About this task |
From the entries provided below, copy each line that contains the word "United".

[Entries from a dataset of interfaces]
-- Opening Marker --

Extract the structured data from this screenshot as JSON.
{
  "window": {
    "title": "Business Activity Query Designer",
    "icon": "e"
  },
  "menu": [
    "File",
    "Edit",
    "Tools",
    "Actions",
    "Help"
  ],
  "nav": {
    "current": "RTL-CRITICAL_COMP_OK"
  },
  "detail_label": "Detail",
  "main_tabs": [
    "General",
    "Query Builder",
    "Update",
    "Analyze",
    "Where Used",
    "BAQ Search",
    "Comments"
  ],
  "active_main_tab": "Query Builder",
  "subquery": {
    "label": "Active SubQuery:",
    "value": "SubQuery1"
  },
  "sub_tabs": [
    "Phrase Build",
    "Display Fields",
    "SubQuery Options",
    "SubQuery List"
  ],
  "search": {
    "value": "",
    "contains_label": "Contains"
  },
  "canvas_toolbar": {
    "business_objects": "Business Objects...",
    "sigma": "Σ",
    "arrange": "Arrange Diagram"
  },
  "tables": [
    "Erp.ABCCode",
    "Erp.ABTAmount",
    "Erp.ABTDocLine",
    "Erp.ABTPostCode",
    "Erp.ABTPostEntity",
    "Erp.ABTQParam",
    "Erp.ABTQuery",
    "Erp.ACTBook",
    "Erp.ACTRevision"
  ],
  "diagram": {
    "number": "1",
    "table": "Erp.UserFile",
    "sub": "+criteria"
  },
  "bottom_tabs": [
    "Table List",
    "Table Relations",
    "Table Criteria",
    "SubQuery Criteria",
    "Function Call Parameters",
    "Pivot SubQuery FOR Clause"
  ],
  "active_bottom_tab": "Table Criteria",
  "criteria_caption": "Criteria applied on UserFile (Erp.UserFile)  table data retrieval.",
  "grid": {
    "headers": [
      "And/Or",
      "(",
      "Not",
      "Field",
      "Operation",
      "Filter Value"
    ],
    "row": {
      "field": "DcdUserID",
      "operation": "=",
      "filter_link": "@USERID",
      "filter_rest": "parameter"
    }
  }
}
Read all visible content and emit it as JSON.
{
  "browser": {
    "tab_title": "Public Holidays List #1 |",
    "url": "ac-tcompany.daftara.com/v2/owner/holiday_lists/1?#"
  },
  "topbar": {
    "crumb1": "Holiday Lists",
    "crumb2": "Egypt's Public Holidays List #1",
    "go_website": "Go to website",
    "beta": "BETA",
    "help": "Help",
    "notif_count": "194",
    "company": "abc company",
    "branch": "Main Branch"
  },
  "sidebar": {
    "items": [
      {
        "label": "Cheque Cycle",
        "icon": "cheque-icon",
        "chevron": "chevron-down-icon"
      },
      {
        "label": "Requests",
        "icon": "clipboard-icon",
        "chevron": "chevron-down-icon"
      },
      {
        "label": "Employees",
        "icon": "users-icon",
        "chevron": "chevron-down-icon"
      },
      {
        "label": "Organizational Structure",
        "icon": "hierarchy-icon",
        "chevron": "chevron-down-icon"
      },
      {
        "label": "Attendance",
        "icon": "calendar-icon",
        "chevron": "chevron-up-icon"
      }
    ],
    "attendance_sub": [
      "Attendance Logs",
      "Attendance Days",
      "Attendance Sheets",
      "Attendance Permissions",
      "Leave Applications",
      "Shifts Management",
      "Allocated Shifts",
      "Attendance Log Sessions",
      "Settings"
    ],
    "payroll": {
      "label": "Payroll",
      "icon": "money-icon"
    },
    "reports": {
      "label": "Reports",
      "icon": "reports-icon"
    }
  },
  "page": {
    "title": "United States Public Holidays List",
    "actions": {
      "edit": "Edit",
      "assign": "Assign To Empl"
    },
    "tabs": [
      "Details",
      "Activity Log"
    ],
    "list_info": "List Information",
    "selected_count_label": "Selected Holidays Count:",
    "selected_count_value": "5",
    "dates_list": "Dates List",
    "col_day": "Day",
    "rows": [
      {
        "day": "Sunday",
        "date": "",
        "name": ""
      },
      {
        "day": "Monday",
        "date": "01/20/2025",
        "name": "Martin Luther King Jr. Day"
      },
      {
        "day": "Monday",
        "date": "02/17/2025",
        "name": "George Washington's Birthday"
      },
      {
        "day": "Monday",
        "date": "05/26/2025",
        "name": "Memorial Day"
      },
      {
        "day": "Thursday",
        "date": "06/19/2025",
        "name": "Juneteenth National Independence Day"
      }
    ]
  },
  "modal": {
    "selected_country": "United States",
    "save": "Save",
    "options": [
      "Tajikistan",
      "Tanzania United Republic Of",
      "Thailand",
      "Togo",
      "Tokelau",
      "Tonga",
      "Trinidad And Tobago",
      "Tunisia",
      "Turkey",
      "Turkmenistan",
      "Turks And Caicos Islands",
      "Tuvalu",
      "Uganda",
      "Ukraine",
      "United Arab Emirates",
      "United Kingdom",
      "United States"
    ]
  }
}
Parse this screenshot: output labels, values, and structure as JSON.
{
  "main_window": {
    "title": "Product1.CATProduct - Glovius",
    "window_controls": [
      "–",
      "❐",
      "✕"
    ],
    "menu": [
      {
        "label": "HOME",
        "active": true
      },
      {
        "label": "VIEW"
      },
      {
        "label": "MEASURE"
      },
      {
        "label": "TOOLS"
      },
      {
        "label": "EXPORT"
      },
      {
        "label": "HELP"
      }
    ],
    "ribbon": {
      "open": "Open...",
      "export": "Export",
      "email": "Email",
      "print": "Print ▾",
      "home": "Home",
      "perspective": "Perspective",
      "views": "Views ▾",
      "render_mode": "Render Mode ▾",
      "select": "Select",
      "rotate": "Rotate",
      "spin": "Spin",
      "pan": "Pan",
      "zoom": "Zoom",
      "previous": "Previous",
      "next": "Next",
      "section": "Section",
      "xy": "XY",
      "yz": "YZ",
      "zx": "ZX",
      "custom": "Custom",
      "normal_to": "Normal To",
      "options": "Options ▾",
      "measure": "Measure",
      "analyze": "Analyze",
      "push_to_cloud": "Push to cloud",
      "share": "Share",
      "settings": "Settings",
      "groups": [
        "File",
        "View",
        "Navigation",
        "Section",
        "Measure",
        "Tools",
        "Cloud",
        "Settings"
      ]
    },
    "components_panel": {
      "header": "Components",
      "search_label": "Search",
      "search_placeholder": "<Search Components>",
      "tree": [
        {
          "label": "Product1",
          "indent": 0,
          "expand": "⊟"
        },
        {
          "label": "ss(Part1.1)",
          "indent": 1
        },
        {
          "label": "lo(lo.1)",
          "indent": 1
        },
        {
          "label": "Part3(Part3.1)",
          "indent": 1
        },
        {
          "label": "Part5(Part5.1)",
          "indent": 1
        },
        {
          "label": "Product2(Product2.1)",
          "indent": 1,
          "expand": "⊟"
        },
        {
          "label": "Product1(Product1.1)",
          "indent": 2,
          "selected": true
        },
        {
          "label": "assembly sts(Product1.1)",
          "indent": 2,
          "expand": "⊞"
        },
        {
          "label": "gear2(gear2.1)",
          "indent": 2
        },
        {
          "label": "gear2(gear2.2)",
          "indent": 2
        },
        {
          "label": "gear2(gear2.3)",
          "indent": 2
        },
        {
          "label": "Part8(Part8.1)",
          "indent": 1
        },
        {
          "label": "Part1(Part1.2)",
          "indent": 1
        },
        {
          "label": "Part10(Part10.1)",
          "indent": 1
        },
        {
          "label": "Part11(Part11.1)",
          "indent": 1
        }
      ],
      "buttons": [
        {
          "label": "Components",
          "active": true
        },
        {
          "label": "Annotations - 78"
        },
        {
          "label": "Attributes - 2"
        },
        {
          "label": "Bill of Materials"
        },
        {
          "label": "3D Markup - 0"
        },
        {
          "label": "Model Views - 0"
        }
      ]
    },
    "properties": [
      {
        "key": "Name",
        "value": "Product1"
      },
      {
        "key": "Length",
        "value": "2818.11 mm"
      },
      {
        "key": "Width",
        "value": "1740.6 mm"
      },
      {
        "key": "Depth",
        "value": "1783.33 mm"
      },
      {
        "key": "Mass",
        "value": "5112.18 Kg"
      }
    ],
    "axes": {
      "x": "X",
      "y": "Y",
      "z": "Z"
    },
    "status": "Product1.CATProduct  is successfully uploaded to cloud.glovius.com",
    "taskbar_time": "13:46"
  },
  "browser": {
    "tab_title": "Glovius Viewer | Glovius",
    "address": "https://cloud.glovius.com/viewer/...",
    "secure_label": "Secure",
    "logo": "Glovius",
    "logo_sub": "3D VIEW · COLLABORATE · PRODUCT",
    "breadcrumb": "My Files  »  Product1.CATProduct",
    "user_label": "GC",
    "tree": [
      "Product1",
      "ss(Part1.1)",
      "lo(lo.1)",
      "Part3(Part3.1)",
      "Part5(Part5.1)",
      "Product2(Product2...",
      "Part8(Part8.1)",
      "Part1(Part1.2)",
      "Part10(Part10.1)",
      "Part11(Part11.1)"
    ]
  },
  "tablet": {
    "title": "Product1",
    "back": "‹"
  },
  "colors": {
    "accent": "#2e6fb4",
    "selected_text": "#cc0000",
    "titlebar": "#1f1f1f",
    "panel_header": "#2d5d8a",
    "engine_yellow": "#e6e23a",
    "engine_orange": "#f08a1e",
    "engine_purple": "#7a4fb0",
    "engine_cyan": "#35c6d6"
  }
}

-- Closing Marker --

Exercise result |
    "title": "United States Public Holidays List",
    "selected_country": "United States",
      "Tanzania United Republic Of",
      "United Arab Emirates",
      "United Kingdom",
      "United States"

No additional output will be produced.